Observers and security specialists say the style of the attack - using three or four automatic weapons in the same operation - was not part of el-Gamaat el-Islamia's usual strategy.

The police have largely confined the members of the group to villages in the south and their operations for the past 18 months have been limited to planting the odd bomb or attacks on individual officials. They also say Islamic terrorists are usually uninterested in foreign policy, but that they make daring attacks like this when Islamic issues are involved.

They also point at the call by Hizbollah and Iranian radicals for attacks against perceived Western Zionist targets.

First to arrive at the scene was Egypt's top security official, Interior Minister Hassan el-Alfi, who was appointed at the height of the campaign of violence against tourists with a rief to use tough measures to reassure the Egyptian public that he would get the problem under control. By the middle of last year General el-Alfi confidently reported to parliament that the extremists were on the run.

It was a successful combination of tough measures - which earned the Egyptian government condemnation by national and international human rights organisations - and a debate in the media that made people choose between two different faces of Islam. Moderates who have members in parliament were allowed to operate and publish freely.

But the militants helped bring about their own defeat. Their attacks on tourists alienated the Egyptian public, a fifth of whom earn their living directly or indirectly from tourism. Last year witnessed the largest increase in tourism since the Gulf war as the militants' attacks were limited to ambushing government officials in the south, planting bombs or harassing the Coptic Christian minority in Upper Egypt.

One of Mr Mubarak's advisers yesterday told the Independent that the President always expected trouble from the militants when the media presented a regional crisis as a conflict between Islam and the West. There is an influential radical Islamic/Arab nationalist trend in the Egyptian press and since Israeli planes began to raid Lebanon, Egyptian publications have printed headlines not seen since Nasser's nationalistic speeches were used to ignite press attacks on Israel and the United States in the Sixties.

Throughout last week, not a single commentator, official or diplomat in Egypt directed any blame at Hizbollah for firing rockets into northern Israel. All blamed Israel. In private, Egyptian officials admit that they are aware of Hizbollah's Iranian-inspired agenda of destabilising the peace process.

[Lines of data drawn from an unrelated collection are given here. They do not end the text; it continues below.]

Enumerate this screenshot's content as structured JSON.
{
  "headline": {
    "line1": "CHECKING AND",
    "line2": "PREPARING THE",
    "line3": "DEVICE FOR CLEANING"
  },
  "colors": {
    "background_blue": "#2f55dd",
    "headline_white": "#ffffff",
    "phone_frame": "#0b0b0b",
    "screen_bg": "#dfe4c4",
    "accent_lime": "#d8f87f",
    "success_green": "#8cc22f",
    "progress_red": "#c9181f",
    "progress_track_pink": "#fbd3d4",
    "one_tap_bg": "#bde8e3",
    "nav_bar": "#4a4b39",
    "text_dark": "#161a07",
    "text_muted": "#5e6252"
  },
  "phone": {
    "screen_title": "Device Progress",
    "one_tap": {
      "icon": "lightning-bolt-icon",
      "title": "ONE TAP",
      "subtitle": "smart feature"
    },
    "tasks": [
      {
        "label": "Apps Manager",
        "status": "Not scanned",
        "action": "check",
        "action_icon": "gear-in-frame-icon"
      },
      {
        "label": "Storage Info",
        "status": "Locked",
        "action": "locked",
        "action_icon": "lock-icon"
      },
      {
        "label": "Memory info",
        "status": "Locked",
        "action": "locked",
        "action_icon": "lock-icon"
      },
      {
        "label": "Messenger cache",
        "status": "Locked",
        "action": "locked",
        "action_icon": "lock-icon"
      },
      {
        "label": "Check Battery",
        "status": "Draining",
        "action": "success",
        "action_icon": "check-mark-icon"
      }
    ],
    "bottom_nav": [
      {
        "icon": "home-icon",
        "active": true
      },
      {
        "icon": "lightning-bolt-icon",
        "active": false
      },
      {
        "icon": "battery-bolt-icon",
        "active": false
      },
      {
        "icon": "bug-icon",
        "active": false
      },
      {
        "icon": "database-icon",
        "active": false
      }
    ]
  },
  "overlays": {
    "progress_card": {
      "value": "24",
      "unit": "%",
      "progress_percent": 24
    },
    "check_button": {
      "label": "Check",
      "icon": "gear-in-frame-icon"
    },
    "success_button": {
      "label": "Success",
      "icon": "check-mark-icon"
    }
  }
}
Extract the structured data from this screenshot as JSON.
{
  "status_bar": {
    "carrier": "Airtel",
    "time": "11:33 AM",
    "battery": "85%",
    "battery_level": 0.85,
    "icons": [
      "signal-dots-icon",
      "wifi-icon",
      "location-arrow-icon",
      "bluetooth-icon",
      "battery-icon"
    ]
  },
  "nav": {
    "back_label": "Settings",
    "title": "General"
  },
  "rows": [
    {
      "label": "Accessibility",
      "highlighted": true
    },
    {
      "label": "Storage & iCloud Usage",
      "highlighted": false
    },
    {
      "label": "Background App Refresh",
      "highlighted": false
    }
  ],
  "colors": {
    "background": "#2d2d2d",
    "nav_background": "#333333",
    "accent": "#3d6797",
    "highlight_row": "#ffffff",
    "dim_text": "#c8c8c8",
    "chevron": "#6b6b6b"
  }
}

Yesterday's attack, however, not only hit Egypt where it hurts, but it also put another nail in the coffin of Israeli Prime Minister Shimon Peres's vision of a new Middle East where shared economic prosperity, built on open borders, trade and tourism between neighbours, would cement the peace.